### DIRECTIONS
Filter these entries down to lines holding "消灭音效".

### INFORMATION GIVEN
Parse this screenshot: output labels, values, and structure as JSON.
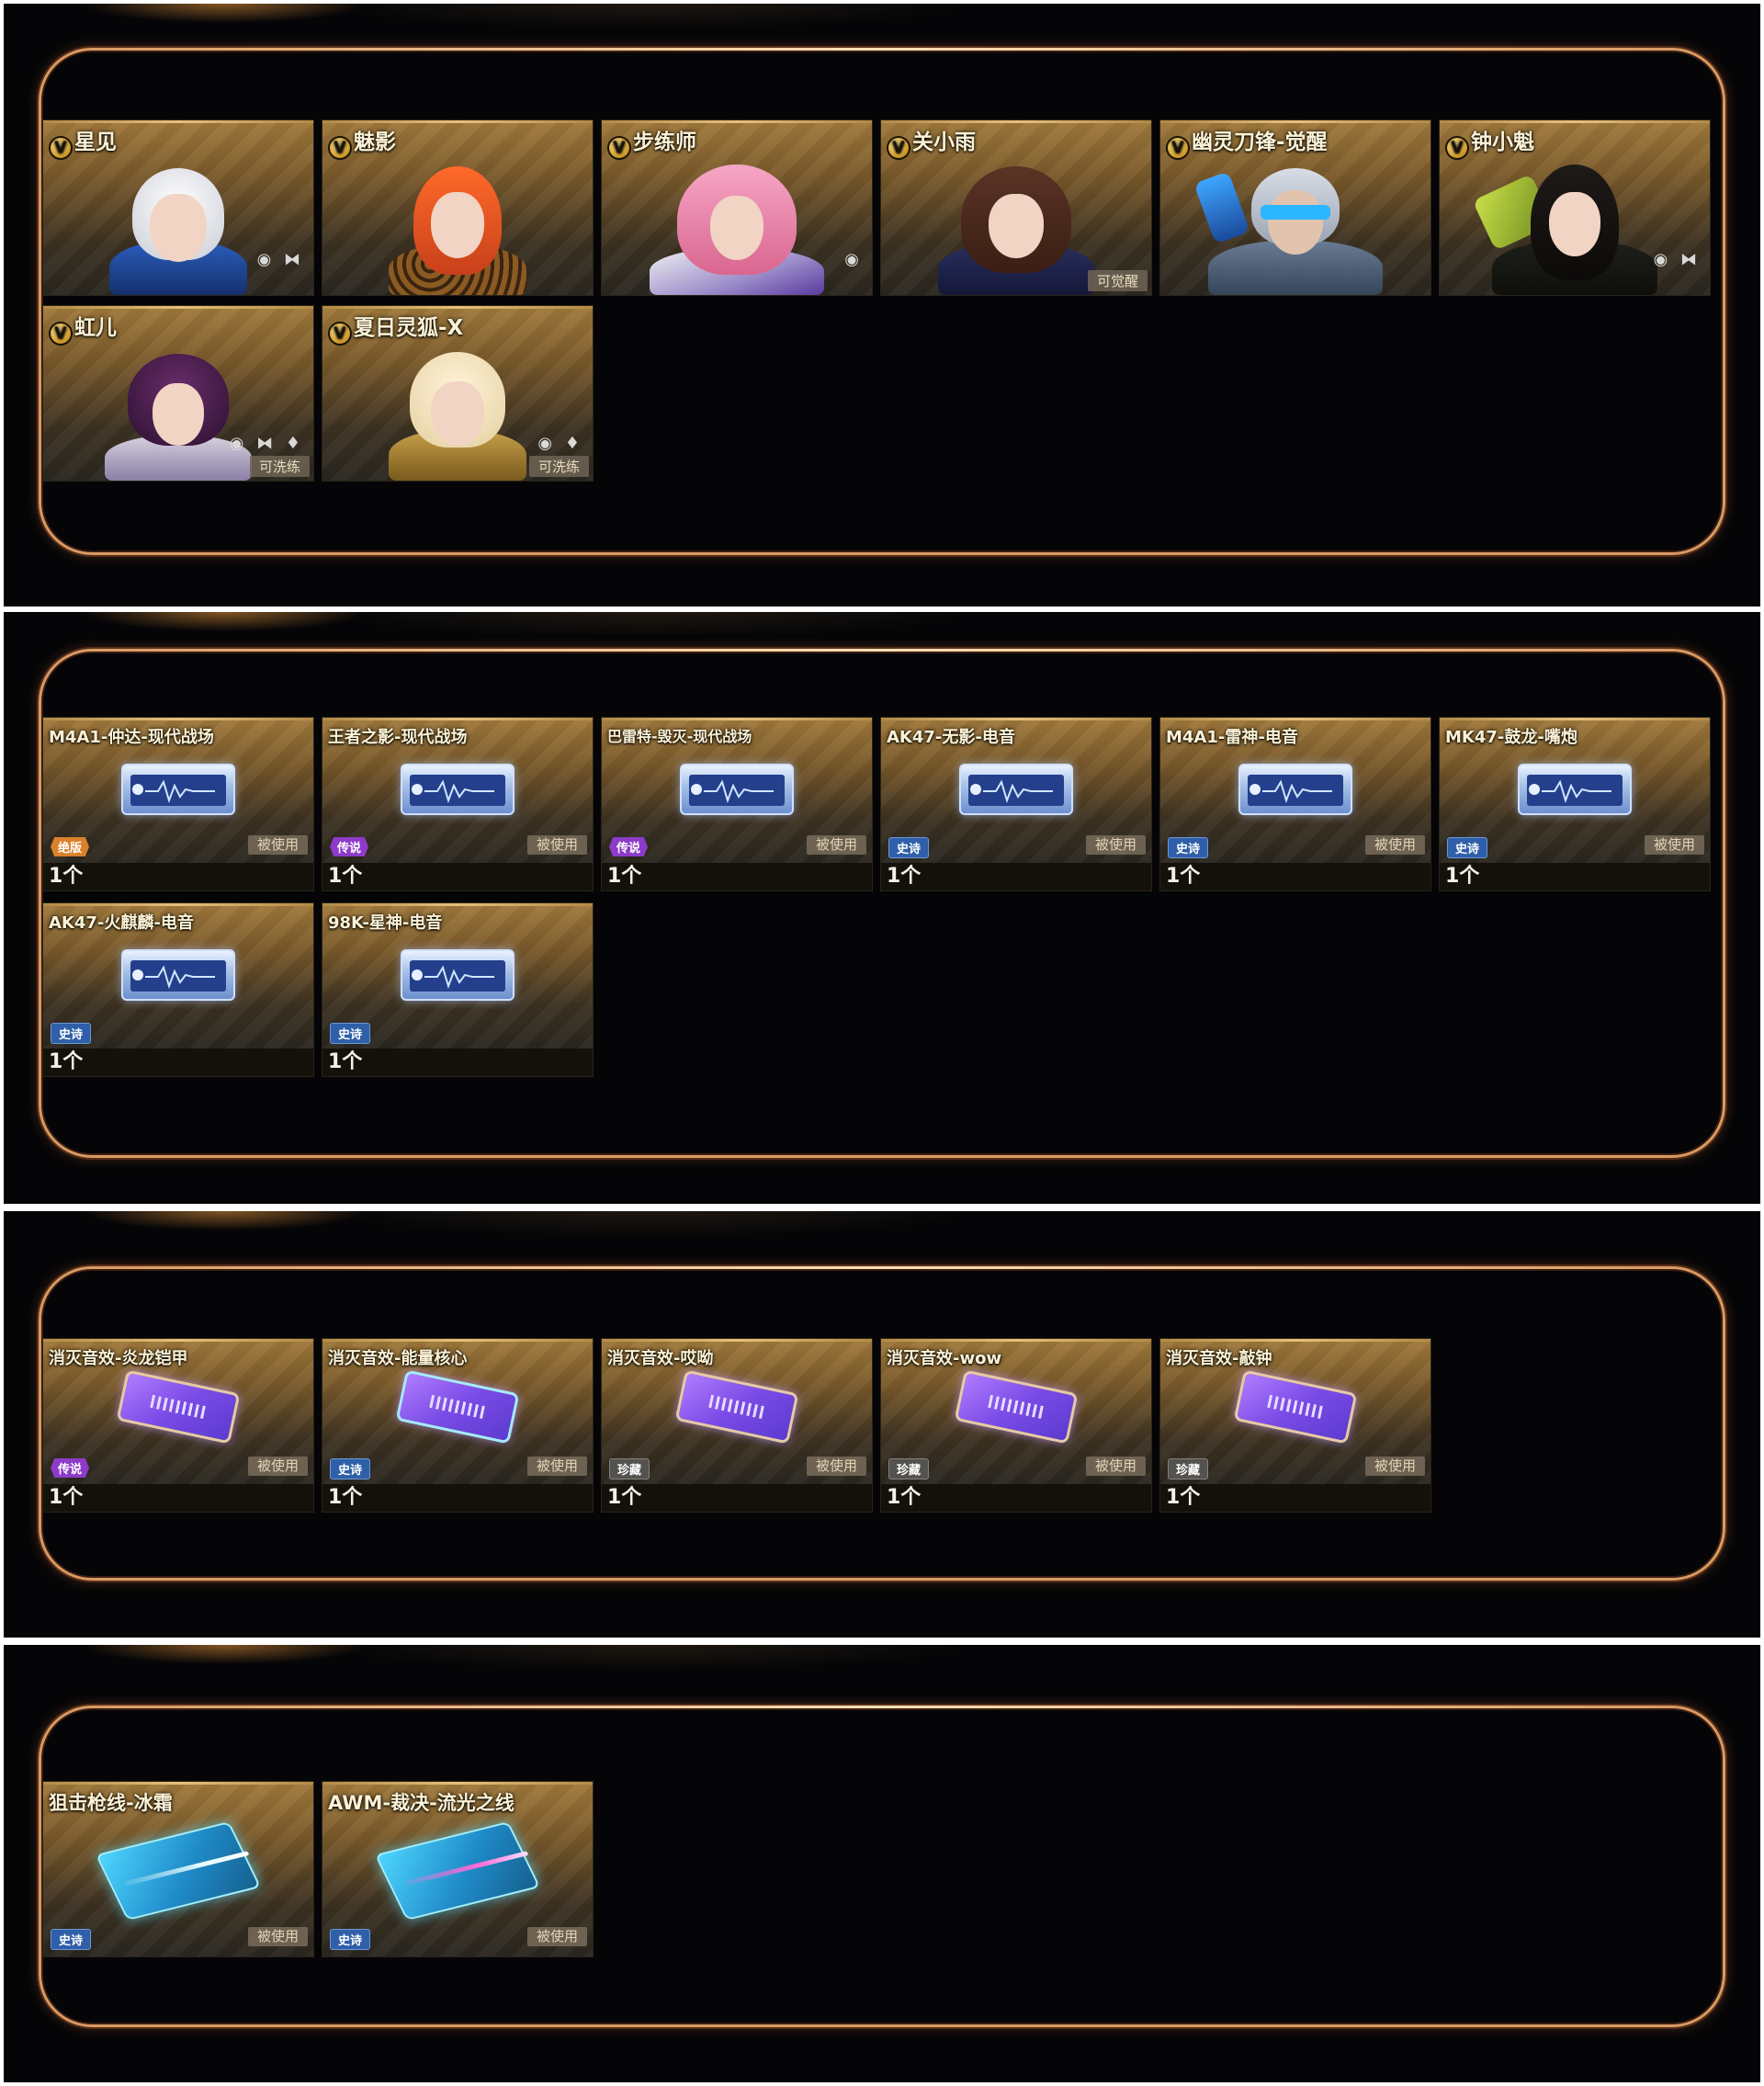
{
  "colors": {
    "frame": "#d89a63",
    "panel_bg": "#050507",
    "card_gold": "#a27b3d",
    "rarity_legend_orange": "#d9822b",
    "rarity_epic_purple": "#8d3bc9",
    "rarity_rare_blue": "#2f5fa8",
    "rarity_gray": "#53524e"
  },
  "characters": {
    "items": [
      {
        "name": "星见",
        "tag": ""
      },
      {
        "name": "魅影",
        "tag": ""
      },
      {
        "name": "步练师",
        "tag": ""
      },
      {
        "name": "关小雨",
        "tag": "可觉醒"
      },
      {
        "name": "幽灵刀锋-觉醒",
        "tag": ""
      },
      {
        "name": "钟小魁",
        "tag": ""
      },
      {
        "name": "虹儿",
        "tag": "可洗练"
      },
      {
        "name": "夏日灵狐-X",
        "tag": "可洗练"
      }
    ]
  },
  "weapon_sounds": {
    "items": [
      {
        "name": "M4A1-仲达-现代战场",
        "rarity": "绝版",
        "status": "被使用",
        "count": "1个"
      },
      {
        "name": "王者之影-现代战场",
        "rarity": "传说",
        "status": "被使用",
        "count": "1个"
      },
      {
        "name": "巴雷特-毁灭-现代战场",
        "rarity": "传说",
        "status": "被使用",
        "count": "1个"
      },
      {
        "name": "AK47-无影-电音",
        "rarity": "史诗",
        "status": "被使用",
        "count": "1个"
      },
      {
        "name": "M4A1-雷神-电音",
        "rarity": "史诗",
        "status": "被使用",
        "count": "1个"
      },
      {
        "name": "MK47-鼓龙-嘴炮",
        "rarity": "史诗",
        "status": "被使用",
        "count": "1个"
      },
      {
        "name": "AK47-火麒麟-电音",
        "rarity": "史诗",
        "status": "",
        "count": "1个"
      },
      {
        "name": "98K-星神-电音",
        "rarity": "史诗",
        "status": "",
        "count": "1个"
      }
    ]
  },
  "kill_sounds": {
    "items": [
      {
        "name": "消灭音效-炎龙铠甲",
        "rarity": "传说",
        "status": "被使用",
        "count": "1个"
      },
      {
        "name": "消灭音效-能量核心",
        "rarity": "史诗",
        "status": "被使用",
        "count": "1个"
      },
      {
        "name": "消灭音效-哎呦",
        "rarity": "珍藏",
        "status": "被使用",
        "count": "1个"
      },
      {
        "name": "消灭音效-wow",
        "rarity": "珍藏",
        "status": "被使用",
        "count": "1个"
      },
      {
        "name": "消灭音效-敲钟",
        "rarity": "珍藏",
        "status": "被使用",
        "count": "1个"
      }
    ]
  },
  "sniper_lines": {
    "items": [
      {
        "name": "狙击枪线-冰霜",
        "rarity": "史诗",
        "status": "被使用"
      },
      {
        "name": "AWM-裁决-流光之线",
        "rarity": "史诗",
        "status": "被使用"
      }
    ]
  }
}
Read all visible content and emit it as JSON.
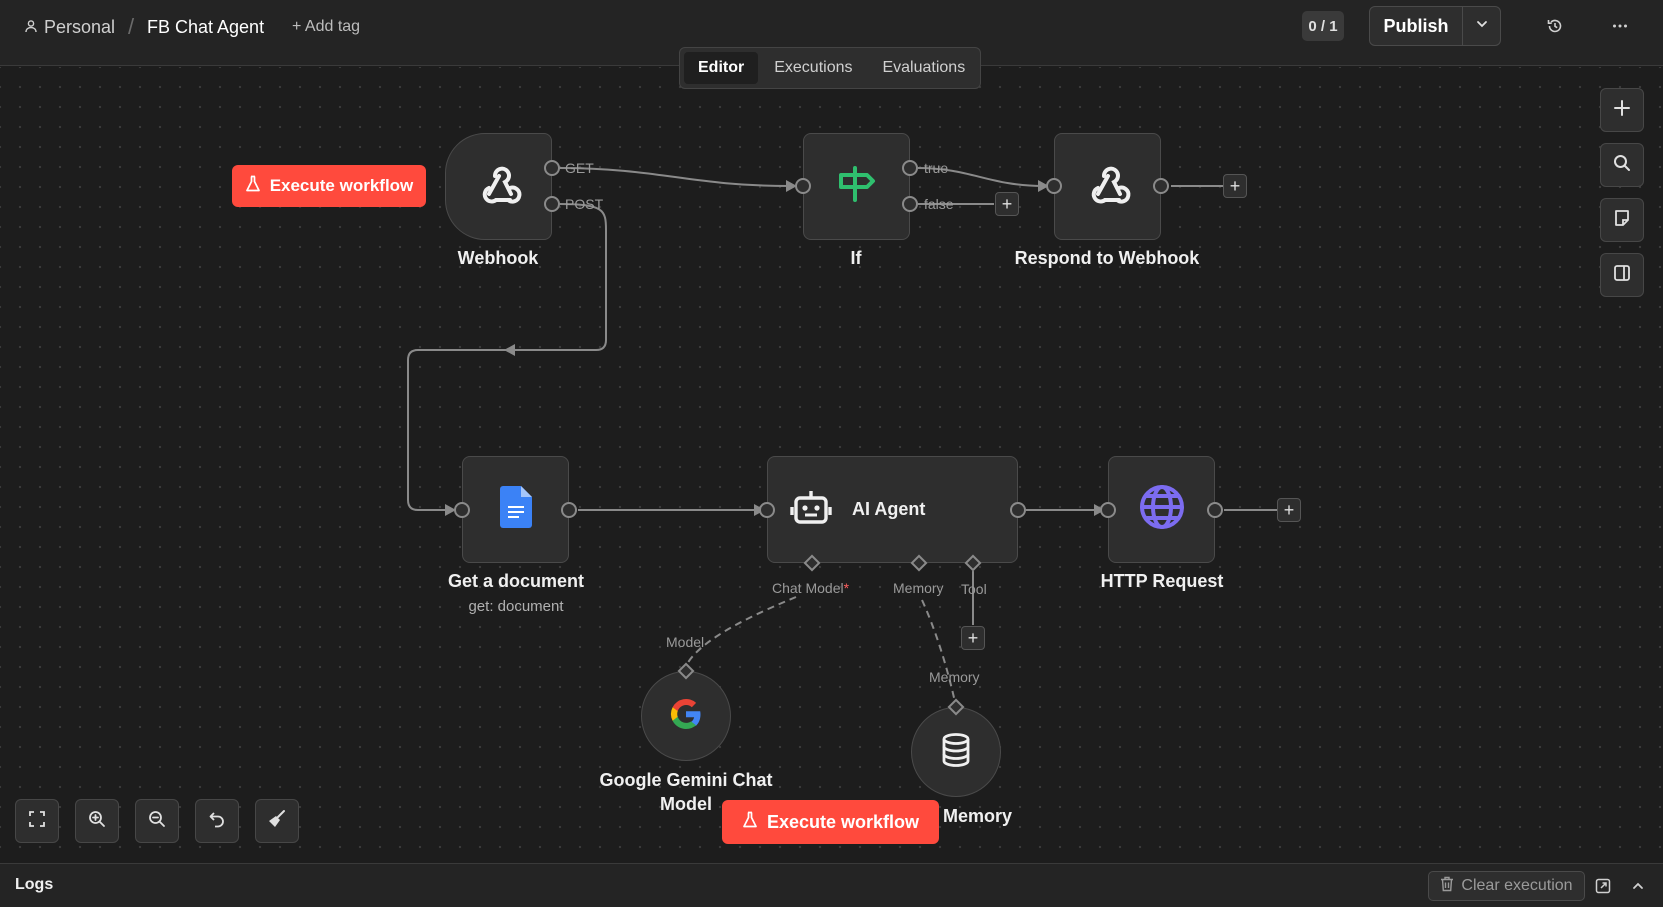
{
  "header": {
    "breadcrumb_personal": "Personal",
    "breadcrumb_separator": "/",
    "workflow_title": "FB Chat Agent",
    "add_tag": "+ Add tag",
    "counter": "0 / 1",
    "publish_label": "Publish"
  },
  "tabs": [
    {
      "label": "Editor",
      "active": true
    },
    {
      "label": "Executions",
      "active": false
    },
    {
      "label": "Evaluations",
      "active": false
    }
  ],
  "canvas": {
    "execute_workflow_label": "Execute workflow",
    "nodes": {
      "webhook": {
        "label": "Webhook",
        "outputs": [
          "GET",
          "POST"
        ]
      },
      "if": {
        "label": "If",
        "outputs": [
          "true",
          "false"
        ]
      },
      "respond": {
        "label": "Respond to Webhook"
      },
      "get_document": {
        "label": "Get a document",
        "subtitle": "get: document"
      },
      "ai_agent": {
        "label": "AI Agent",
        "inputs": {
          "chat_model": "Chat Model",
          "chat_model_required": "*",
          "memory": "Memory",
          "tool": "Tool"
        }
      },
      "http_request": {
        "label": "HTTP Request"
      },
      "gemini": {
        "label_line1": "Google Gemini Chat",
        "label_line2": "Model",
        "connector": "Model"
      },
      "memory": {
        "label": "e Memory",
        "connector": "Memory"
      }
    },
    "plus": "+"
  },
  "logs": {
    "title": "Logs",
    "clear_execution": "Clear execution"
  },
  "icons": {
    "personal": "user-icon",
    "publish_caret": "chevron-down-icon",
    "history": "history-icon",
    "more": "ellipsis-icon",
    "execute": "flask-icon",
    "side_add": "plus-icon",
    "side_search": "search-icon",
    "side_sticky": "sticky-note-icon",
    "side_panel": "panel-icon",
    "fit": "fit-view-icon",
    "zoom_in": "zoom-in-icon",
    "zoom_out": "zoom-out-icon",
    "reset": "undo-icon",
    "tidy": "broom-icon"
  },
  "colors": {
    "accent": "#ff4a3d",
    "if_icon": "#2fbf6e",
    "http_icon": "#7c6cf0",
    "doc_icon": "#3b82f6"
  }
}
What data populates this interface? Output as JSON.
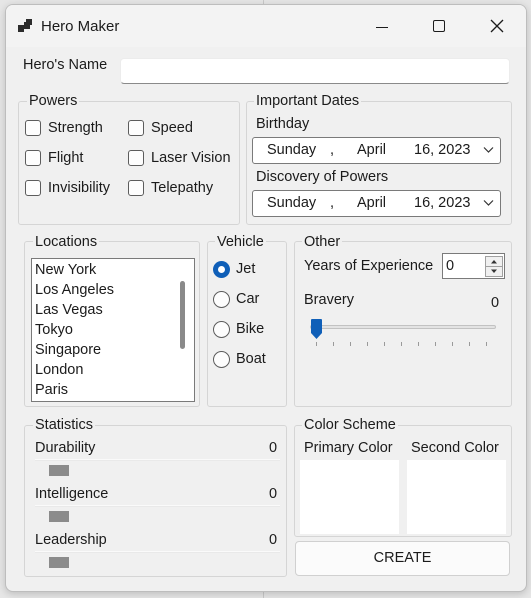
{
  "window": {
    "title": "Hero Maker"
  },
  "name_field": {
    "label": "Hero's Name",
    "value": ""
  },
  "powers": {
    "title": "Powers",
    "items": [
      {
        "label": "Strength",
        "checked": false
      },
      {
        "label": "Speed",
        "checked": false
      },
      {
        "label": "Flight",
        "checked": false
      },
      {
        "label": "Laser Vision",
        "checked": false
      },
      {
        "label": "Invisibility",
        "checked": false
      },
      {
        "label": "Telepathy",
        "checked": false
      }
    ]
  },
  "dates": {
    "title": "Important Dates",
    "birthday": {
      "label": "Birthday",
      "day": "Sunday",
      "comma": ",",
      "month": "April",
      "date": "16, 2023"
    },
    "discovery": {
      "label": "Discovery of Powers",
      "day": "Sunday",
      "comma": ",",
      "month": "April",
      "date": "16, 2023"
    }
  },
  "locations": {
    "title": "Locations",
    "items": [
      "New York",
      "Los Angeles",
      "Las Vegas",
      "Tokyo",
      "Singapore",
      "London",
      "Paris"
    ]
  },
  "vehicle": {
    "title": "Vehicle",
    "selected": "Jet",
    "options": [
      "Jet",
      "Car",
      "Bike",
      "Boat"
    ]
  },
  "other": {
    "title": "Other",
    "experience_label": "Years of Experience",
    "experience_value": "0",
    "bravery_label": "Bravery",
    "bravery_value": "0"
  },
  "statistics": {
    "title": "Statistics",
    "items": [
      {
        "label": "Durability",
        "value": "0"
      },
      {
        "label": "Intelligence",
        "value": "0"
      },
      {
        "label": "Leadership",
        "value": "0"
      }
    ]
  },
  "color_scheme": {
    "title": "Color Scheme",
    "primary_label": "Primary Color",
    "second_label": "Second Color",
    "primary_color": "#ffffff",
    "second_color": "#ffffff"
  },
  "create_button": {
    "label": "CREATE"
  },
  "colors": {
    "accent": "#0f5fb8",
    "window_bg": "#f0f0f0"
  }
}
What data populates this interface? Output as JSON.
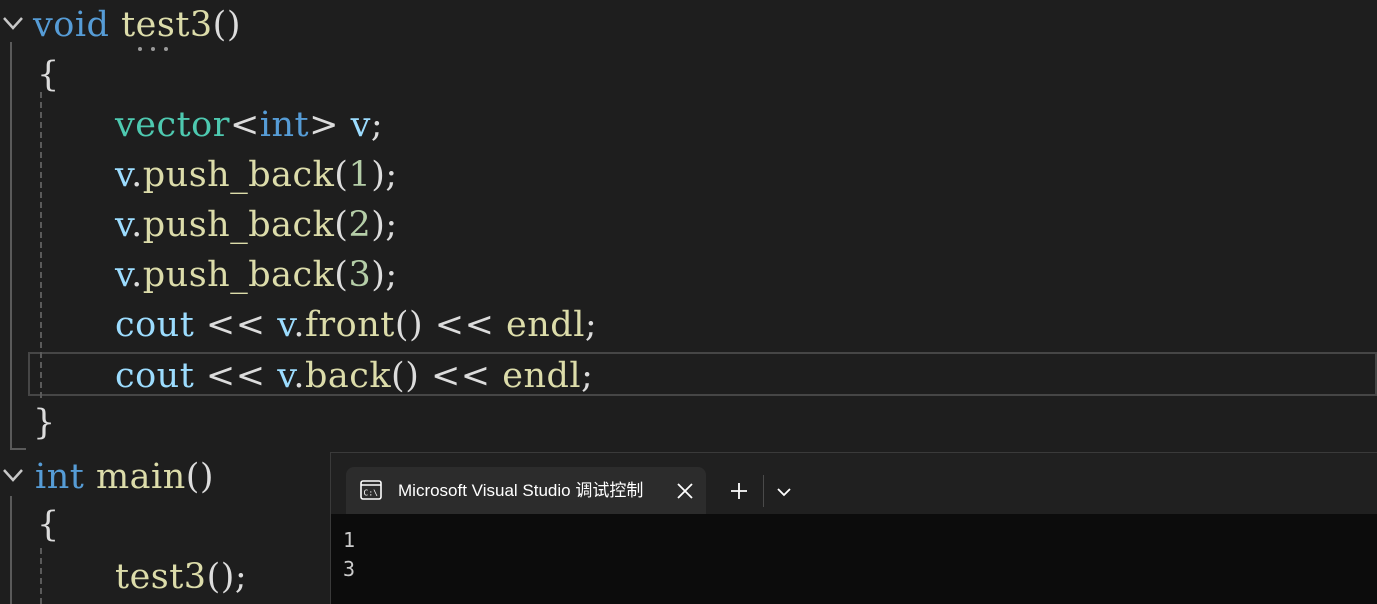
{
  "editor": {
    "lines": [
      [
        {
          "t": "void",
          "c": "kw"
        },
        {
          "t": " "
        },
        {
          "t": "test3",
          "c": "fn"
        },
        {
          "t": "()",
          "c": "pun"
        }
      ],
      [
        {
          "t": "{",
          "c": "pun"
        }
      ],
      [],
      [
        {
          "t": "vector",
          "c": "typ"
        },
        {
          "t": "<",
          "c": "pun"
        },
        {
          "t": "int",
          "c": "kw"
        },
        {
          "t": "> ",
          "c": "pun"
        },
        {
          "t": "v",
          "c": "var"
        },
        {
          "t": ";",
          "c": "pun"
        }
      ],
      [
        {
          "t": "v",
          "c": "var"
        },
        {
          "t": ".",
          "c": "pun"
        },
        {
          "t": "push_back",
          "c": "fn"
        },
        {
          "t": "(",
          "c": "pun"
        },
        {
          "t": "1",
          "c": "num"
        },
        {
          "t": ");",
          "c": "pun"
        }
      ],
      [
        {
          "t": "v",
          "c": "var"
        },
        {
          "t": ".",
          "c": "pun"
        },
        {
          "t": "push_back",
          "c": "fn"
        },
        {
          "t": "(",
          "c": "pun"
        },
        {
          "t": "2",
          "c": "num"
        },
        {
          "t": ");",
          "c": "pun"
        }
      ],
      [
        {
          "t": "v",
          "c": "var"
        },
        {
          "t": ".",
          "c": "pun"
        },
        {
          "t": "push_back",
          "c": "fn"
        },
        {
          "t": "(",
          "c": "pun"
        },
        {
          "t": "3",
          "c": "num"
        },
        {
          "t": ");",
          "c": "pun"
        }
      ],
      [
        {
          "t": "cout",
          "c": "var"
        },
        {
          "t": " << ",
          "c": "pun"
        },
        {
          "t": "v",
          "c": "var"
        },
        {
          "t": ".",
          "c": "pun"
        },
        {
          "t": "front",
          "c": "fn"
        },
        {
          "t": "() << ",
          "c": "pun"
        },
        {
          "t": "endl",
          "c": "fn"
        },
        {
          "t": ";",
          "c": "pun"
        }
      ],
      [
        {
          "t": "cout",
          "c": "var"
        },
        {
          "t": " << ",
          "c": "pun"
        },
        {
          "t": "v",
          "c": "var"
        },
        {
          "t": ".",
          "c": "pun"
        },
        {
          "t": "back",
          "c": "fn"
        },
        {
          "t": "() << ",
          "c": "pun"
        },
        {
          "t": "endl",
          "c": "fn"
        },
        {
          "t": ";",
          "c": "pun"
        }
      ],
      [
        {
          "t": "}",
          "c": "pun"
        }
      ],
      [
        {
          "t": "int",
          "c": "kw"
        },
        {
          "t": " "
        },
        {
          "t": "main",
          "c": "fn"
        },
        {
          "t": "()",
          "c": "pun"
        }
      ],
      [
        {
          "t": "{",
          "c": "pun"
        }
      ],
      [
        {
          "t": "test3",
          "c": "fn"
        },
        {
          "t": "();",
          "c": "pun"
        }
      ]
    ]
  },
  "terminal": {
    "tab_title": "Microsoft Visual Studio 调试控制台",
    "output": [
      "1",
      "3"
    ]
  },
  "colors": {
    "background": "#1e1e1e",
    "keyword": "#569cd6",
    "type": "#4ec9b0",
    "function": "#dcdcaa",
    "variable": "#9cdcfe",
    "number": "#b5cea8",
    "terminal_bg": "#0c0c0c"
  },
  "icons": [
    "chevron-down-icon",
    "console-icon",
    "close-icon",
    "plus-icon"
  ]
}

### WRITTEN ANSWER
        "name": "消灭音效-炎龙铠甲",
        "name": "消灭音效-能量核心",
        "name": "消灭音效-哎呦",
        "name": "消灭音效-wow",
        "name": "消灭音效-敲钟",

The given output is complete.